“It was really, really hard. But it was a conscious decision I made that when I came home from what I called my ‘real job’… I was well in mummy mode and I focused on my girls. And when the girls went to bed at 8.30pm, that’s when I would start my day of working on Aden + Anais, and I’d do that until 3.30am every morning.

“It was a conscious decision on my part,” Moya-Jones said. “I never really complained about it. It was what it was.”

Once the first shipment of the muslin blankets was ready to go out to market, Moya-Jones harnessed her greatest strength: selling. She would venture into department stores, and dial every number she had for baby product stores until, one year later, a Target buyer called her, and asked her to come in for a meeting.

Target not only wanted to stock every variety of Aden + Anais blankets. They wanted to stock them in every store nationwide.

It was the beginning of something that would shift her world.

Funding such big orders with money out of their own pockets, before they had earned even a cent of capital, eventually fractured the relationship between Moya-Jones and Schwartz, who came from disparate levels of personal wealth.

“Claudia and Mark were very wealthy. Marcos and I not so much… we didn’t have millions of dollars,” Moya-Jones said. “We kept up for as long as we could until we got to a point where we couldn’t keep up anymore…

“We borrowed $100,000 off Claudia and Mark and another $250,000 off Mark’s dad and, very long story short, [the Schwartz family] weren’t comfortable with the fact that they were funding the business.”

Schwartz decided she wanted to pull out, and gave Moya-Jones one month to buy out her share of Aden + Anais.

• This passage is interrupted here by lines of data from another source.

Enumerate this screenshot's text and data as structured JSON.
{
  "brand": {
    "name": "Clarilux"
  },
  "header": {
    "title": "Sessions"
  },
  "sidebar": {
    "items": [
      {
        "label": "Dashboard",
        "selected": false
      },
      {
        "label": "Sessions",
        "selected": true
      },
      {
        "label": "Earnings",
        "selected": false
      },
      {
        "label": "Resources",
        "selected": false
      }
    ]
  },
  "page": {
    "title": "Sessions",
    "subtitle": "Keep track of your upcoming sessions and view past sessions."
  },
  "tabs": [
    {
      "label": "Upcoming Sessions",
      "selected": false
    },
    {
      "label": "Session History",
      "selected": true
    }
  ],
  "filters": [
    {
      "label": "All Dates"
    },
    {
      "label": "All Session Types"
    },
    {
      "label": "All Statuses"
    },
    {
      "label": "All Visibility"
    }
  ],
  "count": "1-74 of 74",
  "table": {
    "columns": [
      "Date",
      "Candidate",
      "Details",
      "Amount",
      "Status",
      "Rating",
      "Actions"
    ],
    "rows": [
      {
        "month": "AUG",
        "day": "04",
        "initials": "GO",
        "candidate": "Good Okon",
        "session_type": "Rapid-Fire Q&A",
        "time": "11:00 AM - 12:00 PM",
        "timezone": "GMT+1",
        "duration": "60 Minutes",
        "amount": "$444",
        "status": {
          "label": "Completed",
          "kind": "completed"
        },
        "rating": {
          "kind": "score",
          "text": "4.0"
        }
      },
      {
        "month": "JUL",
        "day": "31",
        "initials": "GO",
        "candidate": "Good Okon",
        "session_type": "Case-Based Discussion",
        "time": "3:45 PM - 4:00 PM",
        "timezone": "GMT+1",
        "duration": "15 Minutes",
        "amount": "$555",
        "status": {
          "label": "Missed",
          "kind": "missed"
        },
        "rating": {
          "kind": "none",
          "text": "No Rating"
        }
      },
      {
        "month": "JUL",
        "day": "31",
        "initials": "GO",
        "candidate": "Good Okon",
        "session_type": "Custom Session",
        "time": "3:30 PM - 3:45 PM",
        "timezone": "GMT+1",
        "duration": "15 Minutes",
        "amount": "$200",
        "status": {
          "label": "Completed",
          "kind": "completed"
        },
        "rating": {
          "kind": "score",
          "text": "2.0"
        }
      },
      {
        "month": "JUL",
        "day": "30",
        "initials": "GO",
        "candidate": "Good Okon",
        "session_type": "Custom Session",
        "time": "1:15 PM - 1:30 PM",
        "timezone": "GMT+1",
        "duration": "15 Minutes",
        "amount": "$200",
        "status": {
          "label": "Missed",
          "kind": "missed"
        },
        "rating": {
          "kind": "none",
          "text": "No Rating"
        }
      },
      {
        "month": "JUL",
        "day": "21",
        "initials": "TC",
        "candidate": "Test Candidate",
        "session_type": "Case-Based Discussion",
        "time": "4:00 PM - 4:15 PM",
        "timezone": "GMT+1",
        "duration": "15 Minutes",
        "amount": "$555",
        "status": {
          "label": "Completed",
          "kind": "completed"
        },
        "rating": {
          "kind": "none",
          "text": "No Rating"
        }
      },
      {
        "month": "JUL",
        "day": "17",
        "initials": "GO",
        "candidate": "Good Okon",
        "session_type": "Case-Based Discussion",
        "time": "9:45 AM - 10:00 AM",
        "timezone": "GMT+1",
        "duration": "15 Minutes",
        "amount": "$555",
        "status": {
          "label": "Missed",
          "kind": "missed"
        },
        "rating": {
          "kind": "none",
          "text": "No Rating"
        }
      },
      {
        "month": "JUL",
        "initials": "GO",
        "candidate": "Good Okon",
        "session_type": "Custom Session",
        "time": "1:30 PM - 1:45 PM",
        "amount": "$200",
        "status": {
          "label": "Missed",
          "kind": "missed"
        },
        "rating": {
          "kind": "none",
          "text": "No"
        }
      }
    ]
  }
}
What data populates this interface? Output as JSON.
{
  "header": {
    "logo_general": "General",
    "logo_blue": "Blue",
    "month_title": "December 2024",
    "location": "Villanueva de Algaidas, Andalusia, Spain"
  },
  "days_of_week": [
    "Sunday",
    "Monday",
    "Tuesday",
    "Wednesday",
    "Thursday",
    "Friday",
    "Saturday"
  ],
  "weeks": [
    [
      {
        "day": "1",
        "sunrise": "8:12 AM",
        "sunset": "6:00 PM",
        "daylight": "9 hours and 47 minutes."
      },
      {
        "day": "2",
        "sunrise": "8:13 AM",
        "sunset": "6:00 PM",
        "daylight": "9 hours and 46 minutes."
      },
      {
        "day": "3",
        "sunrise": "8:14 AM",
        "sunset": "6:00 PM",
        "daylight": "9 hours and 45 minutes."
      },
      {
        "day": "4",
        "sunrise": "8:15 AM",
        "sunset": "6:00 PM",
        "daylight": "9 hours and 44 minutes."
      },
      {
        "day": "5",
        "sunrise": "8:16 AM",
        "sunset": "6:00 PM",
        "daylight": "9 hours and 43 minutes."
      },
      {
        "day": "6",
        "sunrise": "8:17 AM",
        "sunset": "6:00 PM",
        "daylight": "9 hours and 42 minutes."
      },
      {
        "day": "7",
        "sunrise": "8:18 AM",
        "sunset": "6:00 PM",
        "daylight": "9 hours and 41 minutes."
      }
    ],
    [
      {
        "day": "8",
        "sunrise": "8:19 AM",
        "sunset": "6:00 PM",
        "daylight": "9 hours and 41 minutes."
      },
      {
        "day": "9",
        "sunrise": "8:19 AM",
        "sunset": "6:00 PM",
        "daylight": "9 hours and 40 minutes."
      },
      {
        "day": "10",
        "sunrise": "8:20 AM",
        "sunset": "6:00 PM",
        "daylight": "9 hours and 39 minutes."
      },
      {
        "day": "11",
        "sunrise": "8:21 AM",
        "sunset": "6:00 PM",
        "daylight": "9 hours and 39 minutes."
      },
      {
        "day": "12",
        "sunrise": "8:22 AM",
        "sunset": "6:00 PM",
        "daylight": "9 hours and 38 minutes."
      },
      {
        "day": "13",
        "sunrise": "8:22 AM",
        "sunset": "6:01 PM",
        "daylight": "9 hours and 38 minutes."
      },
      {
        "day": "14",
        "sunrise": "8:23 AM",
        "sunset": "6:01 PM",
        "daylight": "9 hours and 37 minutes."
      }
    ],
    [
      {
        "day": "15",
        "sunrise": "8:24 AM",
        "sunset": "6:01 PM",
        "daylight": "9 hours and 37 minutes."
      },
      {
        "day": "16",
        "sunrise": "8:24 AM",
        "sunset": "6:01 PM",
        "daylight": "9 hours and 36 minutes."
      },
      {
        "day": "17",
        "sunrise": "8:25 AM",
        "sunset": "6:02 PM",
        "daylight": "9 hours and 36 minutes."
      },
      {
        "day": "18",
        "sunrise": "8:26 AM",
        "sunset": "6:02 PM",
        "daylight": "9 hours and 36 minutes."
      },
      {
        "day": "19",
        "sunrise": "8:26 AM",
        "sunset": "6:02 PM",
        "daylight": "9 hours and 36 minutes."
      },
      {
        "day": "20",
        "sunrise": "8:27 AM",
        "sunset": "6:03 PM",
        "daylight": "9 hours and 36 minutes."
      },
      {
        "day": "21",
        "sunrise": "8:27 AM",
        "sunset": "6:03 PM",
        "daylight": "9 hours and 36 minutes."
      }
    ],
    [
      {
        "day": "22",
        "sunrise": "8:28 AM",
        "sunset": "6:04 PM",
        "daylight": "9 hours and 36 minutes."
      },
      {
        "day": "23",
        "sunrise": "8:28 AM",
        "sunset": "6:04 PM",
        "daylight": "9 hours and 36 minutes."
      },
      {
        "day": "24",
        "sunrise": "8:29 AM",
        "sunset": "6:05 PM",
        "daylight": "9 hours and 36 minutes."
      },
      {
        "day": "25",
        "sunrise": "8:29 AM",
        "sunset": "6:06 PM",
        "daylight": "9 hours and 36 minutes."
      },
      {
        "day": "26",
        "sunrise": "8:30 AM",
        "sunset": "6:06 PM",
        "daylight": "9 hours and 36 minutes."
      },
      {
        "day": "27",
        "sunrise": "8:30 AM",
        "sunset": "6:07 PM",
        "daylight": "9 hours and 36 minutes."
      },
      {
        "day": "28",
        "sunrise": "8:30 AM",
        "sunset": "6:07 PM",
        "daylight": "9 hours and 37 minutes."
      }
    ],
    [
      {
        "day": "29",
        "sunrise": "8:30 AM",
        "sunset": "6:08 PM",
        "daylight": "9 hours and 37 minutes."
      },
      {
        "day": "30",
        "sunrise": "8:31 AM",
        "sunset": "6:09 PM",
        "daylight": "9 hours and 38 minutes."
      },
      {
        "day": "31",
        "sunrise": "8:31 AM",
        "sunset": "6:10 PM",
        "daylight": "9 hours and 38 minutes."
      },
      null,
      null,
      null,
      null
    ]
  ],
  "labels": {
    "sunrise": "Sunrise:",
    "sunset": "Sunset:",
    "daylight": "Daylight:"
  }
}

If she couldn’t, the company would be dissolved.

Now, Moya-Jones had to hustle, and convince other wealthy friends to invest in her business. Within a month, she found three investors who purchased 49 per cent of the company for $500,000.

Moya-Jones and Schwartz have not spoken since.

“It was an extremely emotional time, but I’ve never ever doubted Aden + Anais. When I started to get a bit shaky through the whole drama with Claudia, I said to Marco, ‘I don’t know if I can do this’, and he said to me, ‘Do you believe in the business?’

“And I said, ‘I absolutely do believe in it’.”


As sales doubled year on year, Moya-Jones left The Economist in 2009 to focus full-time on Aden + Anais. Now? She’s at the helm of one of America’s fastest growing companies.

Actually, I should clarify: One of America’s fastest growing companies that stocks products royal babies love.

While Aden + Anais was truly booming from 2009 onwards, nothing compared to the meteoric growth the company experienced when, in 2013, a totally low-key baby celebrity named PRINCE GEORGE appeared in public for the first time, wrapped in a cute baby blanket.

Prince George's first outing. (Image: Getty)

Unsurprisingly, demand for the royal baby's blanket crashed the Aden + Anais website. Twice.

"It blew my mind," Moya-Jones said. "No other royal baby has ever come out in anything other than a white wool blanket that has been royally appointed to the family. And lo and behold, they walk out in Aden + Anais and the world goes wild."

Today, the company has their baby blankets stocked in 65 countries, and rakes in US$100 million in revenue annually.

Not bad for a full-time working mum-of-four, huh?

You can listen to NPR's How I Built This podcast here.